* [WHAT NEEDS TO BE DONE]
Find how many lines of the listing include the string "translate", and report only that figure.

* [DATA UNDER STUDY]
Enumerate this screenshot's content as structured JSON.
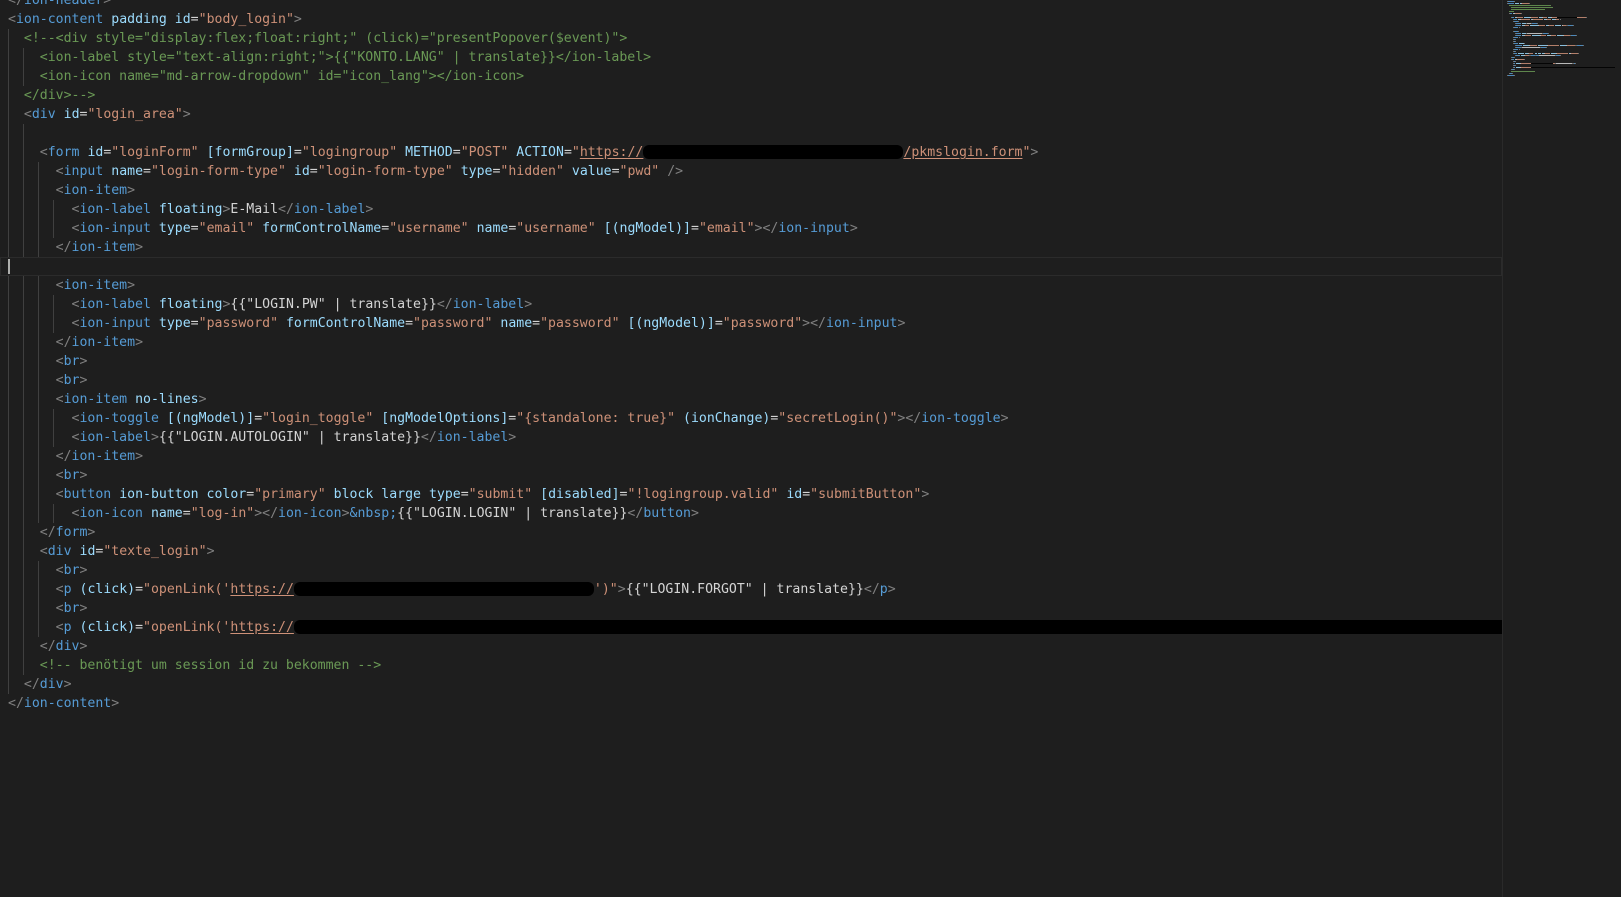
{
  "editor": {
    "lines": [
      {
        "indent": 0,
        "tokens": [
          [
            "tag",
            "</"
          ],
          [
            "el",
            "ion-header"
          ],
          [
            "tag",
            ">"
          ]
        ]
      },
      {
        "indent": 0,
        "tokens": [
          [
            "tag",
            "<"
          ],
          [
            "el",
            "ion-content"
          ],
          [
            "txt",
            " "
          ],
          [
            "attr",
            "padding"
          ],
          [
            "txt",
            " "
          ],
          [
            "attr",
            "id"
          ],
          [
            "txt",
            "="
          ],
          [
            "str",
            "\"body_login\""
          ],
          [
            "tag",
            ">"
          ]
        ]
      },
      {
        "indent": 1,
        "tokens": [
          [
            "com",
            "<!--<div style=\"display:flex;float:right;\" (click)=\"presentPopover($event)\">"
          ]
        ]
      },
      {
        "indent": 2,
        "tokens": [
          [
            "com",
            "<ion-label style=\"text-align:right;\">{{\"KONTO.LANG\" | translate}}</ion-label>"
          ]
        ]
      },
      {
        "indent": 2,
        "tokens": [
          [
            "com",
            "<ion-icon name=\"md-arrow-dropdown\" id=\"icon_lang\"></ion-icon>"
          ]
        ]
      },
      {
        "indent": 1,
        "tokens": [
          [
            "com",
            "</div>-->"
          ]
        ]
      },
      {
        "indent": 1,
        "tokens": [
          [
            "tag",
            "<"
          ],
          [
            "el",
            "div"
          ],
          [
            "txt",
            " "
          ],
          [
            "attr",
            "id"
          ],
          [
            "txt",
            "="
          ],
          [
            "str",
            "\"login_area\""
          ],
          [
            "tag",
            ">"
          ]
        ]
      },
      {
        "indent": 2,
        "tokens": []
      },
      {
        "indent": 2,
        "tokens": [
          [
            "tag",
            "<"
          ],
          [
            "el",
            "form"
          ],
          [
            "txt",
            " "
          ],
          [
            "attr",
            "id"
          ],
          [
            "txt",
            "="
          ],
          [
            "str",
            "\"loginForm\""
          ],
          [
            "txt",
            " "
          ],
          [
            "attr",
            "[formGroup]"
          ],
          [
            "txt",
            "="
          ],
          [
            "str",
            "\"logingroup\""
          ],
          [
            "txt",
            " "
          ],
          [
            "attr",
            "METHOD"
          ],
          [
            "txt",
            "="
          ],
          [
            "str",
            "\"POST\""
          ],
          [
            "txt",
            " "
          ],
          [
            "attr",
            "ACTION"
          ],
          [
            "txt",
            "="
          ],
          [
            "str",
            "\""
          ],
          [
            "url",
            "https://"
          ],
          [
            "redact",
            "260"
          ],
          [
            "url",
            "/pkmslogin.form"
          ],
          [
            "str",
            "\""
          ],
          [
            "tag",
            ">"
          ]
        ]
      },
      {
        "indent": 3,
        "tokens": [
          [
            "tag",
            "<"
          ],
          [
            "el",
            "input"
          ],
          [
            "txt",
            " "
          ],
          [
            "attr",
            "name"
          ],
          [
            "txt",
            "="
          ],
          [
            "str",
            "\"login-form-type\""
          ],
          [
            "txt",
            " "
          ],
          [
            "attr",
            "id"
          ],
          [
            "txt",
            "="
          ],
          [
            "str",
            "\"login-form-type\""
          ],
          [
            "txt",
            " "
          ],
          [
            "attr",
            "type"
          ],
          [
            "txt",
            "="
          ],
          [
            "str",
            "\"hidden\""
          ],
          [
            "txt",
            " "
          ],
          [
            "attr",
            "value"
          ],
          [
            "txt",
            "="
          ],
          [
            "str",
            "\"pwd\""
          ],
          [
            "txt",
            " "
          ],
          [
            "tag",
            "/>"
          ]
        ]
      },
      {
        "indent": 3,
        "tokens": [
          [
            "tag",
            "<"
          ],
          [
            "el",
            "ion-item"
          ],
          [
            "tag",
            ">"
          ]
        ]
      },
      {
        "indent": 4,
        "tokens": [
          [
            "tag",
            "<"
          ],
          [
            "el",
            "ion-label"
          ],
          [
            "txt",
            " "
          ],
          [
            "attr",
            "floating"
          ],
          [
            "tag",
            ">"
          ],
          [
            "txt",
            "E-Mail"
          ],
          [
            "tag",
            "</"
          ],
          [
            "el",
            "ion-label"
          ],
          [
            "tag",
            ">"
          ]
        ]
      },
      {
        "indent": 4,
        "tokens": [
          [
            "tag",
            "<"
          ],
          [
            "el",
            "ion-input"
          ],
          [
            "txt",
            " "
          ],
          [
            "attr",
            "type"
          ],
          [
            "txt",
            "="
          ],
          [
            "str",
            "\"email\""
          ],
          [
            "txt",
            " "
          ],
          [
            "attr",
            "formControlName"
          ],
          [
            "txt",
            "="
          ],
          [
            "str",
            "\"username\""
          ],
          [
            "txt",
            " "
          ],
          [
            "attr",
            "name"
          ],
          [
            "txt",
            "="
          ],
          [
            "str",
            "\"username\""
          ],
          [
            "txt",
            " "
          ],
          [
            "attr",
            "[(ngModel)]"
          ],
          [
            "txt",
            "="
          ],
          [
            "str",
            "\"email\""
          ],
          [
            "tag",
            "></"
          ],
          [
            "el",
            "ion-input"
          ],
          [
            "tag",
            ">"
          ]
        ]
      },
      {
        "indent": 3,
        "tokens": [
          [
            "tag",
            "</"
          ],
          [
            "el",
            "ion-item"
          ],
          [
            "tag",
            ">"
          ]
        ]
      },
      {
        "indent": 0,
        "current": true,
        "tokens": []
      },
      {
        "indent": 3,
        "tokens": [
          [
            "tag",
            "<"
          ],
          [
            "el",
            "ion-item"
          ],
          [
            "tag",
            ">"
          ]
        ]
      },
      {
        "indent": 4,
        "tokens": [
          [
            "tag",
            "<"
          ],
          [
            "el",
            "ion-label"
          ],
          [
            "txt",
            " "
          ],
          [
            "attr",
            "floating"
          ],
          [
            "tag",
            ">"
          ],
          [
            "txt",
            "{{\"LOGIN.PW\" | translate}}"
          ],
          [
            "tag",
            "</"
          ],
          [
            "el",
            "ion-label"
          ],
          [
            "tag",
            ">"
          ]
        ]
      },
      {
        "indent": 4,
        "tokens": [
          [
            "tag",
            "<"
          ],
          [
            "el",
            "ion-input"
          ],
          [
            "txt",
            " "
          ],
          [
            "attr",
            "type"
          ],
          [
            "txt",
            "="
          ],
          [
            "str",
            "\"password\""
          ],
          [
            "txt",
            " "
          ],
          [
            "attr",
            "formControlName"
          ],
          [
            "txt",
            "="
          ],
          [
            "str",
            "\"password\""
          ],
          [
            "txt",
            " "
          ],
          [
            "attr",
            "name"
          ],
          [
            "txt",
            "="
          ],
          [
            "str",
            "\"password\""
          ],
          [
            "txt",
            " "
          ],
          [
            "attr",
            "[(ngModel)]"
          ],
          [
            "txt",
            "="
          ],
          [
            "str",
            "\"password\""
          ],
          [
            "tag",
            "></"
          ],
          [
            "el",
            "ion-input"
          ],
          [
            "tag",
            ">"
          ]
        ]
      },
      {
        "indent": 3,
        "tokens": [
          [
            "tag",
            "</"
          ],
          [
            "el",
            "ion-item"
          ],
          [
            "tag",
            ">"
          ]
        ]
      },
      {
        "indent": 3,
        "tokens": [
          [
            "tag",
            "<"
          ],
          [
            "el",
            "br"
          ],
          [
            "tag",
            ">"
          ]
        ]
      },
      {
        "indent": 3,
        "tokens": [
          [
            "tag",
            "<"
          ],
          [
            "el",
            "br"
          ],
          [
            "tag",
            ">"
          ]
        ]
      },
      {
        "indent": 3,
        "tokens": [
          [
            "tag",
            "<"
          ],
          [
            "el",
            "ion-item"
          ],
          [
            "txt",
            " "
          ],
          [
            "attr",
            "no-lines"
          ],
          [
            "tag",
            ">"
          ]
        ]
      },
      {
        "indent": 4,
        "tokens": [
          [
            "tag",
            "<"
          ],
          [
            "el",
            "ion-toggle"
          ],
          [
            "txt",
            " "
          ],
          [
            "attr",
            "[(ngModel)]"
          ],
          [
            "txt",
            "="
          ],
          [
            "str",
            "\"login_toggle\""
          ],
          [
            "txt",
            " "
          ],
          [
            "attr",
            "[ngModelOptions]"
          ],
          [
            "txt",
            "="
          ],
          [
            "str",
            "\"{standalone: true}\""
          ],
          [
            "txt",
            " "
          ],
          [
            "attr",
            "(ionChange)"
          ],
          [
            "txt",
            "="
          ],
          [
            "str",
            "\"secretLogin()\""
          ],
          [
            "tag",
            "></"
          ],
          [
            "el",
            "ion-toggle"
          ],
          [
            "tag",
            ">"
          ]
        ]
      },
      {
        "indent": 4,
        "tokens": [
          [
            "tag",
            "<"
          ],
          [
            "el",
            "ion-label"
          ],
          [
            "tag",
            ">"
          ],
          [
            "txt",
            "{{\"LOGIN.AUTOLOGIN\" | translate}}"
          ],
          [
            "tag",
            "</"
          ],
          [
            "el",
            "ion-label"
          ],
          [
            "tag",
            ">"
          ]
        ]
      },
      {
        "indent": 3,
        "tokens": [
          [
            "tag",
            "</"
          ],
          [
            "el",
            "ion-item"
          ],
          [
            "tag",
            ">"
          ]
        ]
      },
      {
        "indent": 3,
        "tokens": [
          [
            "tag",
            "<"
          ],
          [
            "el",
            "br"
          ],
          [
            "tag",
            ">"
          ]
        ]
      },
      {
        "indent": 3,
        "tokens": [
          [
            "tag",
            "<"
          ],
          [
            "el",
            "button"
          ],
          [
            "txt",
            " "
          ],
          [
            "attr",
            "ion-button"
          ],
          [
            "txt",
            " "
          ],
          [
            "attr",
            "color"
          ],
          [
            "txt",
            "="
          ],
          [
            "str",
            "\"primary\""
          ],
          [
            "txt",
            " "
          ],
          [
            "attr",
            "block"
          ],
          [
            "txt",
            " "
          ],
          [
            "attr",
            "large"
          ],
          [
            "txt",
            " "
          ],
          [
            "attr",
            "type"
          ],
          [
            "txt",
            "="
          ],
          [
            "str",
            "\"submit\""
          ],
          [
            "txt",
            " "
          ],
          [
            "attr",
            "[disabled]"
          ],
          [
            "txt",
            "="
          ],
          [
            "str",
            "\"!logingroup.valid\""
          ],
          [
            "txt",
            " "
          ],
          [
            "attr",
            "id"
          ],
          [
            "txt",
            "="
          ],
          [
            "str",
            "\"submitButton\""
          ],
          [
            "tag",
            ">"
          ]
        ]
      },
      {
        "indent": 4,
        "tokens": [
          [
            "tag",
            "<"
          ],
          [
            "el",
            "ion-icon"
          ],
          [
            "txt",
            " "
          ],
          [
            "attr",
            "name"
          ],
          [
            "txt",
            "="
          ],
          [
            "str",
            "\"log-in\""
          ],
          [
            "tag",
            "></"
          ],
          [
            "el",
            "ion-icon"
          ],
          [
            "tag",
            ">"
          ],
          [
            "ent",
            "&nbsp;"
          ],
          [
            "txt",
            "{{\"LOGIN.LOGIN\" | translate}}"
          ],
          [
            "tag",
            "</"
          ],
          [
            "el",
            "button"
          ],
          [
            "tag",
            ">"
          ]
        ]
      },
      {
        "indent": 2,
        "tokens": [
          [
            "tag",
            "</"
          ],
          [
            "el",
            "form"
          ],
          [
            "tag",
            ">"
          ]
        ]
      },
      {
        "indent": 2,
        "tokens": [
          [
            "tag",
            "<"
          ],
          [
            "el",
            "div"
          ],
          [
            "txt",
            " "
          ],
          [
            "attr",
            "id"
          ],
          [
            "txt",
            "="
          ],
          [
            "str",
            "\"texte_login\""
          ],
          [
            "tag",
            ">"
          ]
        ]
      },
      {
        "indent": 3,
        "tokens": [
          [
            "tag",
            "<"
          ],
          [
            "el",
            "br"
          ],
          [
            "tag",
            ">"
          ]
        ]
      },
      {
        "indent": 3,
        "tokens": [
          [
            "tag",
            "<"
          ],
          [
            "el",
            "p"
          ],
          [
            "txt",
            " "
          ],
          [
            "attr",
            "(click)"
          ],
          [
            "txt",
            "="
          ],
          [
            "str",
            "\"openLink('"
          ],
          [
            "url",
            "https://"
          ],
          [
            "redact",
            "300"
          ],
          [
            "str",
            "')\""
          ],
          [
            "tag",
            ">"
          ],
          [
            "txt",
            "{{\"LOGIN.FORGOT\" | translate}}"
          ],
          [
            "tag",
            "</"
          ],
          [
            "el",
            "p"
          ],
          [
            "tag",
            ">"
          ]
        ]
      },
      {
        "indent": 3,
        "tokens": [
          [
            "tag",
            "<"
          ],
          [
            "el",
            "br"
          ],
          [
            "tag",
            ">"
          ]
        ]
      },
      {
        "indent": 3,
        "tokens": [
          [
            "tag",
            "<"
          ],
          [
            "el",
            "p"
          ],
          [
            "txt",
            " "
          ],
          [
            "attr",
            "(click)"
          ],
          [
            "txt",
            "="
          ],
          [
            "str",
            "\"openLink('"
          ],
          [
            "url",
            "https://"
          ],
          [
            "redact",
            "1222"
          ]
        ]
      },
      {
        "indent": 2,
        "tokens": [
          [
            "tag",
            "</"
          ],
          [
            "el",
            "div"
          ],
          [
            "tag",
            ">"
          ]
        ]
      },
      {
        "indent": 2,
        "tokens": [
          [
            "com",
            "<!-- benötigt um session id zu bekommen -->"
          ]
        ]
      },
      {
        "indent": 1,
        "tokens": [
          [
            "tag",
            "</"
          ],
          [
            "el",
            "div"
          ],
          [
            "tag",
            ">"
          ]
        ]
      },
      {
        "indent": 0,
        "tokens": [
          [
            "tag",
            "</"
          ],
          [
            "el",
            "ion-content"
          ],
          [
            "tag",
            ">"
          ]
        ]
      }
    ]
  },
  "colors": {
    "background": "#1e1e1e",
    "tag": "#808080",
    "element": "#569cd6",
    "attribute": "#9cdcfe",
    "string": "#ce9178",
    "comment": "#6a9955",
    "text": "#d4d4d4"
  }
}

* [COMPLETED EXERCISE]
5